“And first of all the question arises – how is the discipline of the revolutionary party of the proletariat maintained? How is it tested? How is it reinforced? First, by the class-consciousness of the proletarian vanguard and by its devotion to the revolution, by its perseverance, self-sacrifice and heroism. Secondly, by its ability to link itself with, to keep in close touch with, and to a certain extent, if you like, to merge with the broadest masses of the working people – primarily with the proletariat, but also with the non-proletarian labouring masses. Thirdly, by the correctness of the political leadership exercised by this vanguard, by the correctness of its political strategy and tactics, provided that the broadest masses have been convinced from their own experience that they are correct. Without these conditions, discipline in a revolutionary party that is really capable of being part of the advanced class, whose mission is to overthrow the bourgeoisie and transform the whole of society, cannot be achieved. Without these conditions, all attempts to establish discipline inevitably fall flat and end in phrase-mongering and clowning. On the other hand, these conditions cannot emerge instantaneously. They are created only by prolonged effort and hard-won experience. Their creation is facilitated by correct revolutionary theory, which, in turn, is not dogma, but assumes final shape only in close connection with the practical activity of a truly mass and truly revolutionary movement.”
(emphasis in original)

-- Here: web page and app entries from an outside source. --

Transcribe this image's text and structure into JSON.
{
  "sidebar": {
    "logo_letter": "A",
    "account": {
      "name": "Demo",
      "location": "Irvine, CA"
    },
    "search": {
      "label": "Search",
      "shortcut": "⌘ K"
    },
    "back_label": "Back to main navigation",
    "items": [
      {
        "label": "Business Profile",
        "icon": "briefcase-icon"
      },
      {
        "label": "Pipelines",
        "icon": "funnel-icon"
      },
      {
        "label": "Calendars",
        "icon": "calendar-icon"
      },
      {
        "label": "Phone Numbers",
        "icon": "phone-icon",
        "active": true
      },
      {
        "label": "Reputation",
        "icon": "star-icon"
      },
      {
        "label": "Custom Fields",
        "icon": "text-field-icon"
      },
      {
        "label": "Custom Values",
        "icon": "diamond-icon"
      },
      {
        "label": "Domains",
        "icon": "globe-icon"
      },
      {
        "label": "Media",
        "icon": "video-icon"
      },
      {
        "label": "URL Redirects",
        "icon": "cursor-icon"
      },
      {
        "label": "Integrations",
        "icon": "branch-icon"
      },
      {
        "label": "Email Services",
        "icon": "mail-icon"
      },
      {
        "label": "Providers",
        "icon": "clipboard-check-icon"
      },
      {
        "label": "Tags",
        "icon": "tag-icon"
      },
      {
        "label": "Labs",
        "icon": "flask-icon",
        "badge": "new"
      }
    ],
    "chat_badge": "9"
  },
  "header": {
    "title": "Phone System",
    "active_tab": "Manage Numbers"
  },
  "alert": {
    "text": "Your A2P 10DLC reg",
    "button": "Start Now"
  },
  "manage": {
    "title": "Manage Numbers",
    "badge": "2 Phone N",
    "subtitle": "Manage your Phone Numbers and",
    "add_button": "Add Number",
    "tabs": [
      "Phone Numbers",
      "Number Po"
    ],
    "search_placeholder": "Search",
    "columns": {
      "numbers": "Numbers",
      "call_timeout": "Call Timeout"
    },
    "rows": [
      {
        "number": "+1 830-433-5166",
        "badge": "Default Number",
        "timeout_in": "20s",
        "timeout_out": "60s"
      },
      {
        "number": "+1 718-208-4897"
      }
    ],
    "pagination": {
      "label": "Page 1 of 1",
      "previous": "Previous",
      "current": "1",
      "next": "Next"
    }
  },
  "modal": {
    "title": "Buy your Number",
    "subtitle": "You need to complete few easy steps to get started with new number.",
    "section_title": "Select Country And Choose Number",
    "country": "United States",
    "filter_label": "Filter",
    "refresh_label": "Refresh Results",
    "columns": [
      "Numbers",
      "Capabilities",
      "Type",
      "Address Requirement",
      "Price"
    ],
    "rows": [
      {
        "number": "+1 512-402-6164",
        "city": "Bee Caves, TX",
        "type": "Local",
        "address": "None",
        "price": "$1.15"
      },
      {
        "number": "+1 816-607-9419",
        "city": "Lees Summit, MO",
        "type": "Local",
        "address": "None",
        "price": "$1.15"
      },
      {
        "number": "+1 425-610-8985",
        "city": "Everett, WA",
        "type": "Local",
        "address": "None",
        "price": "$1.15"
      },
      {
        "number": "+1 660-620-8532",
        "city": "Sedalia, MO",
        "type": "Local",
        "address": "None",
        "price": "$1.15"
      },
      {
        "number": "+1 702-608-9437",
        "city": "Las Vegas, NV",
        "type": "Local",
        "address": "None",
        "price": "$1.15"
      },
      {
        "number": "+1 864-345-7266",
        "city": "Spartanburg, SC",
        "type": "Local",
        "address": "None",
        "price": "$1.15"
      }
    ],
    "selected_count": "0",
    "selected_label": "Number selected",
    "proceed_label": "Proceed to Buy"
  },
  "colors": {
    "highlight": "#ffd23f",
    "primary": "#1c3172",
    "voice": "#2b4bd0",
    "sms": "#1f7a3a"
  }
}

  1. Major documents and books published by the FIT are available at http://www.marxists.org/history/etol/document/fit.htm, including the three volumes “In Defense of American Trotskyism:” “Rebuilding the Revolutionary Party,” (1990) http://www.marxists.org/history/etol/document/fit/rebuildindex.htm, “The Struggle Inside the Socialist Workers Party, 1979-1983”, (1992) http://www.marxists.org/history/etol/document/fit/struggleindex.htm, and “Revolutionary Principles and Working-Class Democracy” (1992) http://www.marxists.org/history/etol/document/fit/revprinindex.htm ).
  2. In The Revolution Betrayed, Trotsky described “the Lenin levy” this way: “The political aim of this maneuver was to dissolve the revolutionary vanguard in raw human material without experience, without independence, and yet with the old habit of submitting to the authorities. The scheme was successful. By freeing the bureaucracy from the control of the proletarian vanguard, the ‘Leninist levy’ dealt a death blow to the party of Lenin” (pp. 97-98).
  3. I have been an organized sympathizer of Solidarity since shortly after its founding in 1986. In 1992 I became an at-large member and then participated in getting a Solidarity branch set up in Salt Lake in late 1995. During 1999 the Salt Lake Solidarity branch dissolved and I decided to become a sympathizer again. I remain a sympathizer now.
  4. Outsider’s Reverie by Leslie Evans, Boryana Books, Los Angeles, 2009
    Louis Proyect’s review of Outsider’s Reverie

    and see also:

    Louis Proyect’s review of North Star

    Steve Bloom’s severely edited response to Alan Wald’s original assessment of the SWP


One response to “What happened to the SWP (U.S.)?: Recent memoirs stir discussion”

  1. Anonymous Avatar

    Thank you so much for this incredibly interesting article. It’s stuff like this that is drawing me closer to Solidarity since leaving an organization that has an uncomfortable similarity to the SWP. Internal democracy should be about the ability to have open discussions within an organization. That is the essence of democracy for me, not just that you vote at some point during a meeting or convention. When the members of an organization are confronted by leaders of their organization for not adhering to some orthodoxy (that they are individually equipped to define) or dissuaded from even discussing things informally, then you know it is time to get out. Thanks again for writing this and for the existence of an organization committed to constructing a new radical left that truly understands and learns from the lessons of the past.